▸ **DIRECTIONS FOR THIS TASK**:
Among the entries below, find each line holding "Join" and return it.
== Segment start ==
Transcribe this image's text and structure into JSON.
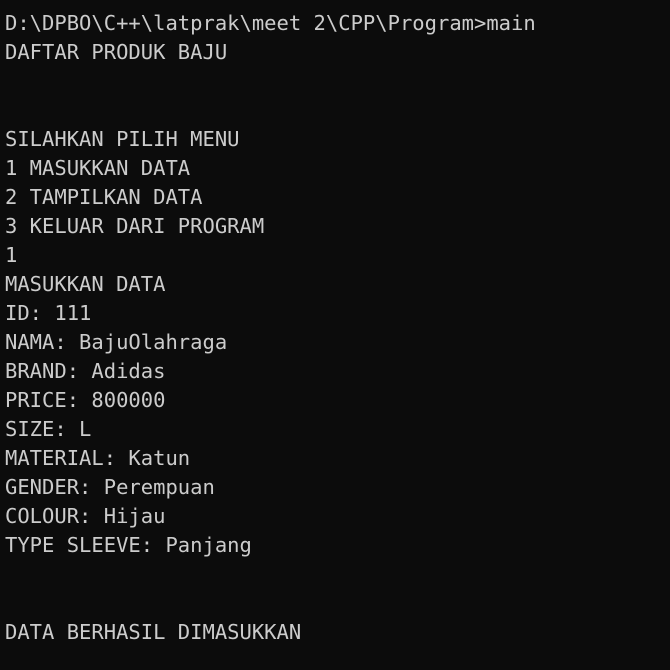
{
  "theme": {
    "background": "#0c0c0c",
    "foreground": "#cccccc"
  },
  "terminal": {
    "lines": [
      "D:\\DPBO\\C++\\latprak\\meet 2\\CPP\\Program>main",
      "DAFTAR PRODUK BAJU",
      "",
      "",
      "SILAHKAN PILIH MENU",
      "1 MASUKKAN DATA",
      "2 TAMPILKAN DATA",
      "3 KELUAR DARI PROGRAM",
      "1",
      "MASUKKAN DATA",
      "ID: 111",
      "NAMA: BajuOlahraga",
      "BRAND: Adidas",
      "PRICE: 800000",
      "SIZE: L",
      "MATERIAL: Katun",
      "GENDER: Perempuan",
      "COLOUR: Hijau",
      "TYPE SLEEVE: Panjang",
      "",
      "",
      "DATA BERHASIL DIMASUKKAN"
    ]
  }
}
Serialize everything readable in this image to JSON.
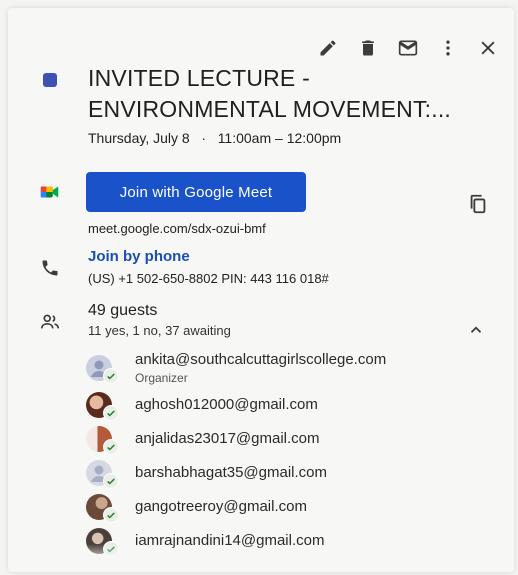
{
  "toolbar": {
    "edit_icon": "pencil-icon",
    "delete_icon": "trash-icon",
    "email_icon": "envelope-icon",
    "more_icon": "more-vertical-icon",
    "close_icon": "close-icon"
  },
  "event": {
    "color": "#3f51b5",
    "title": "INVITED LECTURE - ENVIRONMENTAL MOVEMENT:...",
    "date": "Thursday, July 8",
    "separator": "·",
    "time": "11:00am – 12:00pm"
  },
  "meet": {
    "button_label": "Join with Google Meet",
    "link": "meet.google.com/sdx-ozui-bmf",
    "brand_color": "#1a53c9"
  },
  "phone": {
    "title": "Join by phone",
    "details": "(US) +1 502-650-8802 PIN: 443 116 018#"
  },
  "guests": {
    "title": "49 guests",
    "summary": "11 yes, 1 no, 37 awaiting",
    "list": [
      {
        "email": "ankita@southcalcuttagirlscollege.com",
        "role": "Organizer"
      },
      {
        "email": "aghosh012000@gmail.com",
        "role": ""
      },
      {
        "email": "anjalidas23017@gmail.com",
        "role": ""
      },
      {
        "email": "barshabhagat35@gmail.com",
        "role": ""
      },
      {
        "email": "gangotreeroy@gmail.com",
        "role": ""
      },
      {
        "email": "iamrajnandini14@gmail.com",
        "role": ""
      }
    ]
  }
}
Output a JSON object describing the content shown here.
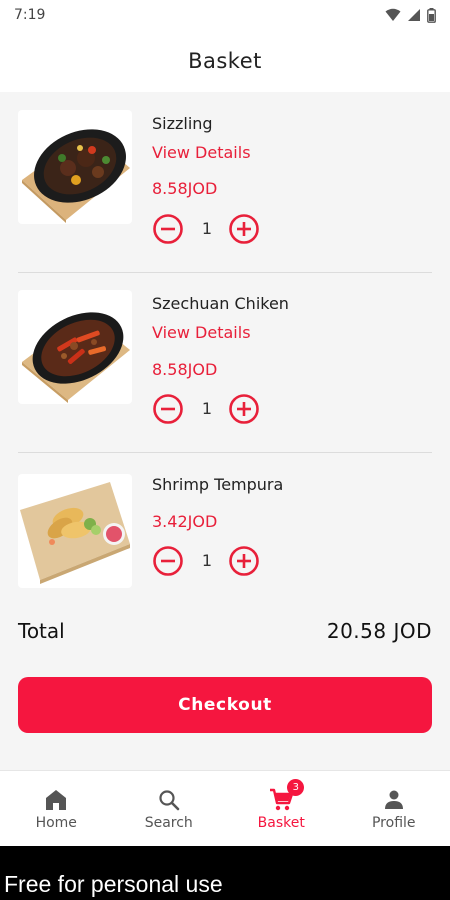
{
  "status_bar": {
    "time": "7:19"
  },
  "header": {
    "title": "Basket"
  },
  "items": [
    {
      "name": "Sizzling",
      "details_label": "View Details",
      "price": "8.58JOD",
      "quantity": "1"
    },
    {
      "name": "Szechuan Chiken",
      "details_label": "View Details",
      "price": "8.58JOD",
      "quantity": "1"
    },
    {
      "name": "Shrimp Tempura",
      "price": "3.42JOD",
      "quantity": "1"
    }
  ],
  "total": {
    "label": "Total",
    "value": "20.58 JOD"
  },
  "checkout": {
    "label": "Checkout"
  },
  "nav": {
    "items": [
      {
        "label": "Home",
        "icon": "home-icon"
      },
      {
        "label": "Search",
        "icon": "search-icon"
      },
      {
        "label": "Basket",
        "icon": "cart-icon",
        "badge": "3",
        "active": true
      },
      {
        "label": "Profile",
        "icon": "person-icon"
      }
    ]
  },
  "watermark": {
    "text": "Free for personal use"
  },
  "colors": {
    "accent": "#f5163f",
    "price_red": "#e8203a"
  }
}
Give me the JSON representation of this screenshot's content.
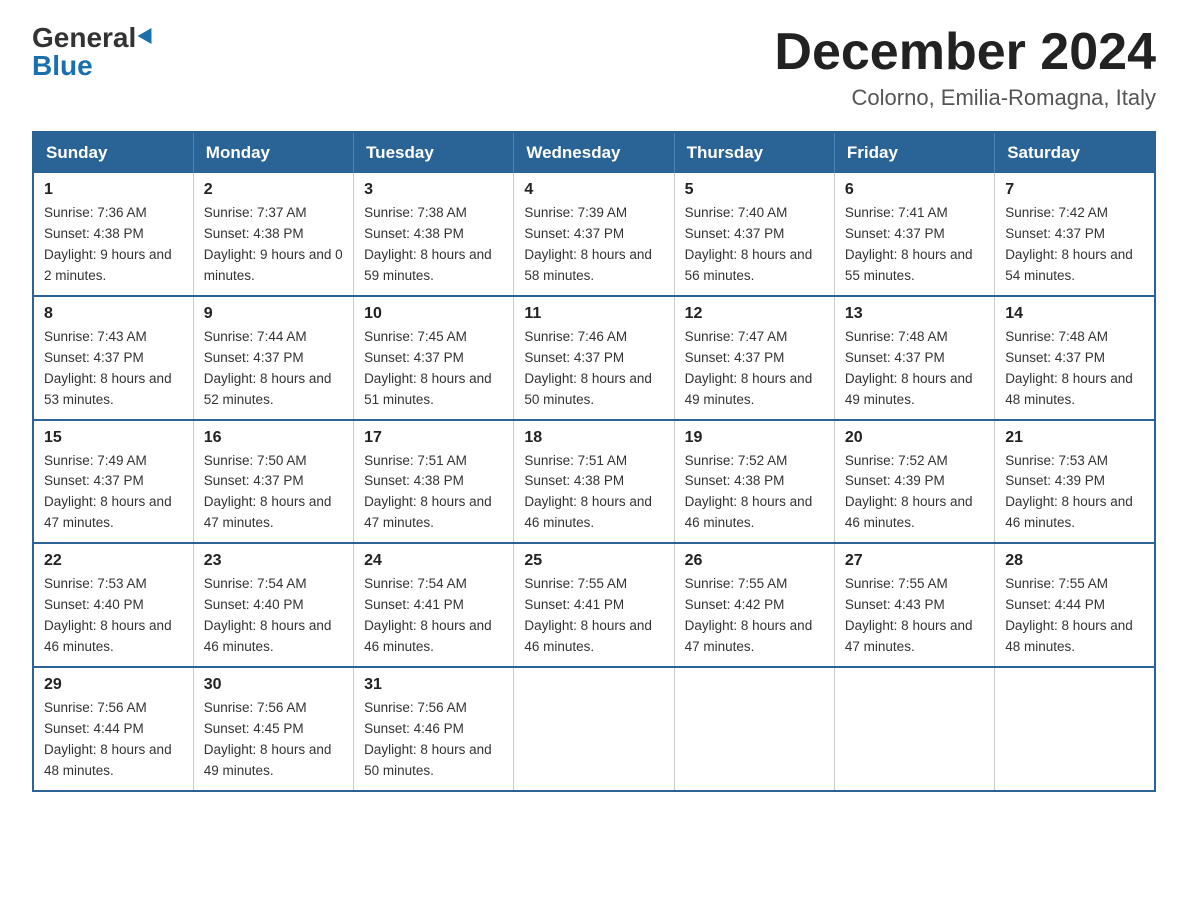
{
  "logo": {
    "general": "General",
    "blue": "Blue"
  },
  "header": {
    "month": "December 2024",
    "location": "Colorno, Emilia-Romagna, Italy"
  },
  "weekdays": [
    "Sunday",
    "Monday",
    "Tuesday",
    "Wednesday",
    "Thursday",
    "Friday",
    "Saturday"
  ],
  "weeks": [
    [
      {
        "day": 1,
        "sunrise": "7:36 AM",
        "sunset": "4:38 PM",
        "daylight": "9 hours and 2 minutes."
      },
      {
        "day": 2,
        "sunrise": "7:37 AM",
        "sunset": "4:38 PM",
        "daylight": "9 hours and 0 minutes."
      },
      {
        "day": 3,
        "sunrise": "7:38 AM",
        "sunset": "4:38 PM",
        "daylight": "8 hours and 59 minutes."
      },
      {
        "day": 4,
        "sunrise": "7:39 AM",
        "sunset": "4:37 PM",
        "daylight": "8 hours and 58 minutes."
      },
      {
        "day": 5,
        "sunrise": "7:40 AM",
        "sunset": "4:37 PM",
        "daylight": "8 hours and 56 minutes."
      },
      {
        "day": 6,
        "sunrise": "7:41 AM",
        "sunset": "4:37 PM",
        "daylight": "8 hours and 55 minutes."
      },
      {
        "day": 7,
        "sunrise": "7:42 AM",
        "sunset": "4:37 PM",
        "daylight": "8 hours and 54 minutes."
      }
    ],
    [
      {
        "day": 8,
        "sunrise": "7:43 AM",
        "sunset": "4:37 PM",
        "daylight": "8 hours and 53 minutes."
      },
      {
        "day": 9,
        "sunrise": "7:44 AM",
        "sunset": "4:37 PM",
        "daylight": "8 hours and 52 minutes."
      },
      {
        "day": 10,
        "sunrise": "7:45 AM",
        "sunset": "4:37 PM",
        "daylight": "8 hours and 51 minutes."
      },
      {
        "day": 11,
        "sunrise": "7:46 AM",
        "sunset": "4:37 PM",
        "daylight": "8 hours and 50 minutes."
      },
      {
        "day": 12,
        "sunrise": "7:47 AM",
        "sunset": "4:37 PM",
        "daylight": "8 hours and 49 minutes."
      },
      {
        "day": 13,
        "sunrise": "7:48 AM",
        "sunset": "4:37 PM",
        "daylight": "8 hours and 49 minutes."
      },
      {
        "day": 14,
        "sunrise": "7:48 AM",
        "sunset": "4:37 PM",
        "daylight": "8 hours and 48 minutes."
      }
    ],
    [
      {
        "day": 15,
        "sunrise": "7:49 AM",
        "sunset": "4:37 PM",
        "daylight": "8 hours and 47 minutes."
      },
      {
        "day": 16,
        "sunrise": "7:50 AM",
        "sunset": "4:37 PM",
        "daylight": "8 hours and 47 minutes."
      },
      {
        "day": 17,
        "sunrise": "7:51 AM",
        "sunset": "4:38 PM",
        "daylight": "8 hours and 47 minutes."
      },
      {
        "day": 18,
        "sunrise": "7:51 AM",
        "sunset": "4:38 PM",
        "daylight": "8 hours and 46 minutes."
      },
      {
        "day": 19,
        "sunrise": "7:52 AM",
        "sunset": "4:38 PM",
        "daylight": "8 hours and 46 minutes."
      },
      {
        "day": 20,
        "sunrise": "7:52 AM",
        "sunset": "4:39 PM",
        "daylight": "8 hours and 46 minutes."
      },
      {
        "day": 21,
        "sunrise": "7:53 AM",
        "sunset": "4:39 PM",
        "daylight": "8 hours and 46 minutes."
      }
    ],
    [
      {
        "day": 22,
        "sunrise": "7:53 AM",
        "sunset": "4:40 PM",
        "daylight": "8 hours and 46 minutes."
      },
      {
        "day": 23,
        "sunrise": "7:54 AM",
        "sunset": "4:40 PM",
        "daylight": "8 hours and 46 minutes."
      },
      {
        "day": 24,
        "sunrise": "7:54 AM",
        "sunset": "4:41 PM",
        "daylight": "8 hours and 46 minutes."
      },
      {
        "day": 25,
        "sunrise": "7:55 AM",
        "sunset": "4:41 PM",
        "daylight": "8 hours and 46 minutes."
      },
      {
        "day": 26,
        "sunrise": "7:55 AM",
        "sunset": "4:42 PM",
        "daylight": "8 hours and 47 minutes."
      },
      {
        "day": 27,
        "sunrise": "7:55 AM",
        "sunset": "4:43 PM",
        "daylight": "8 hours and 47 minutes."
      },
      {
        "day": 28,
        "sunrise": "7:55 AM",
        "sunset": "4:44 PM",
        "daylight": "8 hours and 48 minutes."
      }
    ],
    [
      {
        "day": 29,
        "sunrise": "7:56 AM",
        "sunset": "4:44 PM",
        "daylight": "8 hours and 48 minutes."
      },
      {
        "day": 30,
        "sunrise": "7:56 AM",
        "sunset": "4:45 PM",
        "daylight": "8 hours and 49 minutes."
      },
      {
        "day": 31,
        "sunrise": "7:56 AM",
        "sunset": "4:46 PM",
        "daylight": "8 hours and 50 minutes."
      },
      null,
      null,
      null,
      null
    ]
  ]
}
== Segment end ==
▸ **SOLUTION FOR THIS PROBLEM**:
    "button_label": "Join with Google Meet",
    "title": "Join by phone",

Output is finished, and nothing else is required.